3. Re-allocation of Marketing Dollars: In-House.
Re-allocation of marketing dollars pre- and through the pandemic is another shift that has been observed. Some restaurants have chosen to cut back public relations and email marketing initiatives and instead invest their time and resources into organic and paid social media. “Now, more than ever, every dollar counts, and brands must remain extraordinarily vigilant about allocating dollars into marketing tools that will move the needle,” says The Smoke Shop’s Rice Wales. For Wales and her team, moving the needle meant cutting public relations monies significantly during the pandemic because “every dollar counted.” Instead, time, focus, and capital at the restaurant shifted towards building a strong social media presence. Social media, according to Wales, “was the businesses lifeline to their customers” and as such, marketing dollars were shifted entirely into digital. Similarly, the team at Birdcall restaurants in Denver, Colorado, also found themselves moving capital from traditional marketing tactics to social media to increase sales and overall success. For Valetta, utilizing paid boosts and geofencing were “groundbreaking” like never before.
Another way that restaurants have both saved capital and improved the quality of content is through utilizing in-house staff to execute their social rather than outsourcing the job.

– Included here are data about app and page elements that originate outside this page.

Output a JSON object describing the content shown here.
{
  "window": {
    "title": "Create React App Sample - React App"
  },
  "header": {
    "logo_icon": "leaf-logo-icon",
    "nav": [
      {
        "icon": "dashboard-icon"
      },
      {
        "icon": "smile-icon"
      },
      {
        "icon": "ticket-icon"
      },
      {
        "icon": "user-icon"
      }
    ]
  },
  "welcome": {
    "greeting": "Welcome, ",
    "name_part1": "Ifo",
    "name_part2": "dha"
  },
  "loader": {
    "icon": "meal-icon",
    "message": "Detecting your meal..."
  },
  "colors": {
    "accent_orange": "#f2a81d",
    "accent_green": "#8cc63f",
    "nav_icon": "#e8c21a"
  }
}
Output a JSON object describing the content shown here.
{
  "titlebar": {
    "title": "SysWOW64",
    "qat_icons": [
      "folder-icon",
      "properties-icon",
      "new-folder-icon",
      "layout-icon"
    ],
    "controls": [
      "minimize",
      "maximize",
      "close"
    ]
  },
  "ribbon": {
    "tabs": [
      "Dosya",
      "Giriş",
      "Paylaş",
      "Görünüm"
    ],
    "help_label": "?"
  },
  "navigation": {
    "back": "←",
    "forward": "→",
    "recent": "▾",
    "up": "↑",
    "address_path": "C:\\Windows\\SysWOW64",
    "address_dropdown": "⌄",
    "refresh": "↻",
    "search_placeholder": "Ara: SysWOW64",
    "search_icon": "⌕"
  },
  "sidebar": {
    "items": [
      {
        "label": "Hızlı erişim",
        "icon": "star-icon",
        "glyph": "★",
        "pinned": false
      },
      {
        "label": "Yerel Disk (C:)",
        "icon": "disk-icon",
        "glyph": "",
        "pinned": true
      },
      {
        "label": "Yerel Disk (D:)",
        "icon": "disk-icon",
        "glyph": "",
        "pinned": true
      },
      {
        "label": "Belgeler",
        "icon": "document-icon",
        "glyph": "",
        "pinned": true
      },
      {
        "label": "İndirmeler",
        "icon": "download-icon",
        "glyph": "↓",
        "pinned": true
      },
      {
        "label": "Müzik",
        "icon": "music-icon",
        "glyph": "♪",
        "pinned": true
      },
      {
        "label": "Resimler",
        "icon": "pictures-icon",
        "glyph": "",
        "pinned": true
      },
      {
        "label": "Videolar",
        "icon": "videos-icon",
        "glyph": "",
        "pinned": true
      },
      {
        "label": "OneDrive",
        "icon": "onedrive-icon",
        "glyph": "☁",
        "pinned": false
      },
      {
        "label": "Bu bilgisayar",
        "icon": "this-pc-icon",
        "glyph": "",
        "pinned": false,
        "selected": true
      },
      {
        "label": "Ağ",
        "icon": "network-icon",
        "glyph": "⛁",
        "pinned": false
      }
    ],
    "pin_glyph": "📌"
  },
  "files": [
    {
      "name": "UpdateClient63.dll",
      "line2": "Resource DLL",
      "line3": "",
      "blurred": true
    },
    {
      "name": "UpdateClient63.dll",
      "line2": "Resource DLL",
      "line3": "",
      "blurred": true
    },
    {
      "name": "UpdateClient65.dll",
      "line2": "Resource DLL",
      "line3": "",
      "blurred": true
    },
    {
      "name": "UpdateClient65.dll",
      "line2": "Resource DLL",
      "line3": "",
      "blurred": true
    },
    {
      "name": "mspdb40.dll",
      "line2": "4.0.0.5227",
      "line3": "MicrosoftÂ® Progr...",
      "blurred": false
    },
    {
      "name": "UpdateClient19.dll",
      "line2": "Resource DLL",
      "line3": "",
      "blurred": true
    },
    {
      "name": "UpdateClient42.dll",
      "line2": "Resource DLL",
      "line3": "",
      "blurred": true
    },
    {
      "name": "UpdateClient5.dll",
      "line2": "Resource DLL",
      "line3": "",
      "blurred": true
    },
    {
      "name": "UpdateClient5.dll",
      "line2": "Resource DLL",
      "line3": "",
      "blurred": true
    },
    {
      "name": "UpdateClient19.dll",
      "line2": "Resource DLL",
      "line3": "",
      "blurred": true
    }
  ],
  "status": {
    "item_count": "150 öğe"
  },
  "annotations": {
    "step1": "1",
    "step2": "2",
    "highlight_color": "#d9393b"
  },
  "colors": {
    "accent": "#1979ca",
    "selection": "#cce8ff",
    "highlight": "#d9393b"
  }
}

For Cushman Concept’s Martino “a different level of personalization and insight can be achieved by utilizing someone on the inside. Guests can tell when content comes from someone who is not physically there. Social media coming from the inside allows for “beautiful moments to be caught in real time.”
Valletta agrees, “A third-party company isn’t going to be able to grasp the intimate ins and outs of a brand, to understand a brand and create consistent, clear, and passionate content in the same way that someone on the inside can.” Companies are investing an increasing amount of capital into training those on the inside, rather than allocating dollars towards those on the outside. Using in-house staff and maximizing their individual strengths, passion, and knowledge allows companies to create unparalleled content that drives customer engagement and sales in the long run.
What’s Next for Restaurant Social Media Marketing?
The pandemic has compelled restaurants to think creatively about their marketing outreach. “Flexibility, open-mindedness, and innovation are crucial in the post-COVID era,” adds Martino. As an industry that is comprised of people who are resilient by nature, restaurants have been able to pivot quickly and efficiently. With crises comes the opportunity for growth. According to AF&Co’s Andrew Freeman, “As we’re coming out of this, we must look to adopt a more integrated marketing approach. We must combine the tried and trues, old way of doing things and blend them with lessons learned from the adversities of the last year to fine-tune an overall strategy.”
Valletta adds, “As much as COVID was one of the worst things to happen to society and to our industry. It’s forced us to become more innovative than ever before.”